If trial court orders are any predictor, the California Supreme Court is likely to rule that a PAGA plaintiff does not lose standing to prosecute claims on behalf of coworkers once the "individual" PAGA claim is sent to arbitration. Lauren Teukolsky has analyzed dozens of orders issued by California trial courts on post-Viking motions to compel. As of December 2022, of the 79 orders that Teukolsky analyzed, 12 of them denied the motion to compel outright (because the arbitration agreement explicitly carved out PAGA, because the defendant had unduly delayed in seeking arbitration, and a variety of other reasons). Of the remaining 67 orders, 55 of them sent the "individual" PAGA claims to arbitration, but declined to dismiss the "non-individual" PAGA claims. Trial courts in 20 of those orders explicitly disagreed with SCOTUS on the standing question, while the remainder said they wanted to wait for the outcome of Adolph before ruling. Of the 79 orders, only 11 of them followed SCOTUS to hold that once the individual PAGA claim was sent to arbitration, the PAGA claim on behalf of others must be dismissed (the "Full Alito"). Federal courts are far more likely to follow SCOTUS: Of the 11 federal orders analyzed, 6 of them, or 55%, went Full Alito.
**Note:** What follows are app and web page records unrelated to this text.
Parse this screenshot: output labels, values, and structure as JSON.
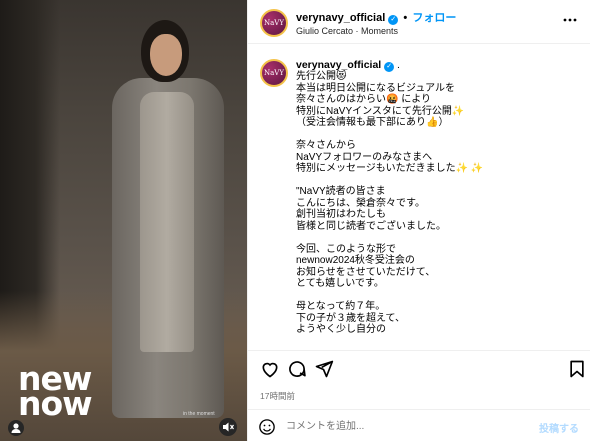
{
  "photo": {
    "logo_text": "new now",
    "overlay_caption": "in the moment",
    "user_tag_icon": "person-icon",
    "mute_icon": "speaker-muted-icon"
  },
  "header": {
    "avatar_text": "NaVY",
    "username": "verynavy_official",
    "dot": "•",
    "follow_label": "フォロー",
    "audio": "Giulio Cercato · Moments",
    "more_icon": "more-horizontal-icon"
  },
  "caption": {
    "username": "verynavy_official",
    "username_tail": " .",
    "lines": [
      "先行公開😻",
      "本当は明日公開になるビジュアルを",
      "奈々さんのはからい🤬 により",
      "特別にNaVYインスタにて先行公開✨",
      "（受注会情報も最下部にあり👍）",
      "",
      "奈々さんから",
      "NaVYフォロワーのみなさまへ",
      "特別にメッセージもいただきました✨ ✨",
      "",
      "\"NaVY読者の皆さま",
      "こんにちは、榮倉奈々です。",
      "創刊当初はわたしも",
      "皆様と同じ読者でございました。",
      "",
      "今回、このような形で",
      "newnow2024秋冬受注会の",
      "お知らせをさせていただけて、",
      "とても嬉しいです。",
      "",
      "母となって約７年。",
      "下の子が３歳を超えて、",
      "ようやく少し自分の"
    ]
  },
  "actions": {
    "like_icon": "heart-icon",
    "comment_icon": "comment-icon",
    "share_icon": "send-icon",
    "save_icon": "bookmark-icon"
  },
  "time_ago": "17時間前",
  "comment_bar": {
    "emoji_icon": "smiley-icon",
    "placeholder": "コメントを追加...",
    "post_label": "投稿する"
  },
  "colors": {
    "accent": "#0095f6",
    "muted": "#737373",
    "divider": "#efefef",
    "post_disabled": "#b3dbff"
  }
}
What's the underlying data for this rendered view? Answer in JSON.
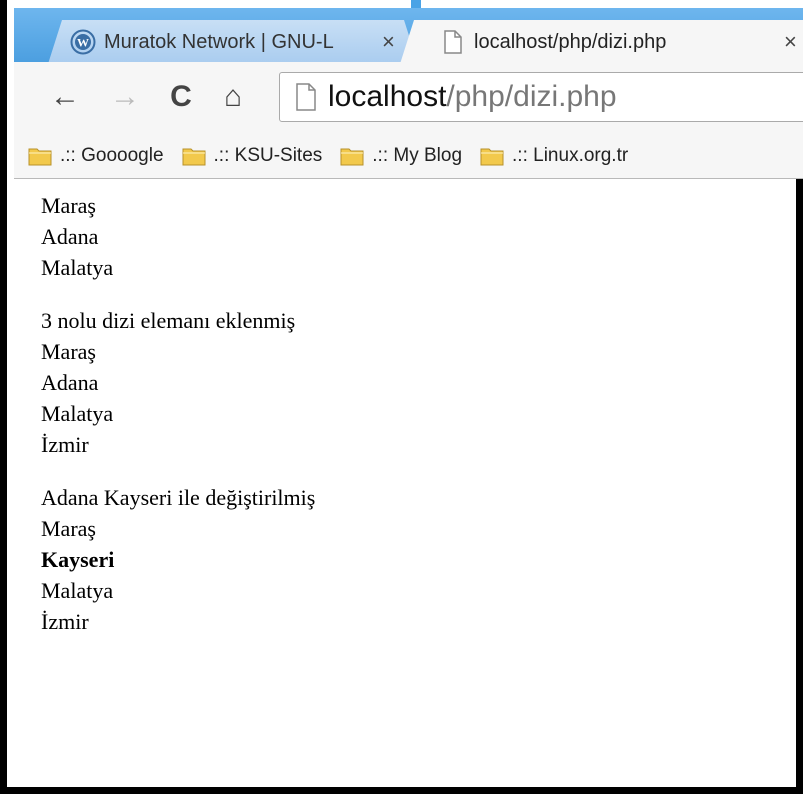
{
  "browser": {
    "tabs": [
      {
        "title": "Muratok Network | GNU-L",
        "close": "×",
        "icon": "wordpress-icon",
        "active": false
      },
      {
        "title": "localhost/php/dizi.php",
        "close": "×",
        "icon": "page-icon",
        "active": true
      }
    ],
    "nav": {
      "back": "←",
      "forward": "→",
      "reload": "C",
      "home": "⌂"
    },
    "address": {
      "host": "localhost",
      "path": "/php/dizi.php"
    },
    "bookmarks": [
      {
        "label": ".:: Goooogle",
        "icon": "folder-icon"
      },
      {
        "label": ".:: KSU-Sites",
        "icon": "folder-icon"
      },
      {
        "label": ".:: My Blog",
        "icon": "folder-icon"
      },
      {
        "label": ".:: Linux.org.tr",
        "icon": "folder-icon"
      }
    ],
    "colors": {
      "tabstrip": "#4c9fe0",
      "toolbar": "#f6f6f6",
      "folder": "#f2c94c"
    }
  },
  "page": {
    "block1": [
      "Maraş",
      "Adana",
      "Malatya"
    ],
    "block2_heading": "3 nolu dizi elemanı eklenmiş",
    "block2": [
      "Maraş",
      "Adana",
      "Malatya",
      "İzmir"
    ],
    "block3_heading": "Adana Kayseri ile değiştirilmiş",
    "block3": [
      "Maraş",
      "Kayseri",
      "Malatya",
      "İzmir"
    ]
  }
}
By contrast, of the 68 state court orders analyzed, 5 of them, or 7%, went Full Alito.
As of today, March 21, 2023, the numbers are even better for PAGA plaintiffs.
Your comment will be posted after it is approved.
Leave a Reply.
Lauren Teukolsky is the founder and owner of Teukolsky Law, A Professional Corporation.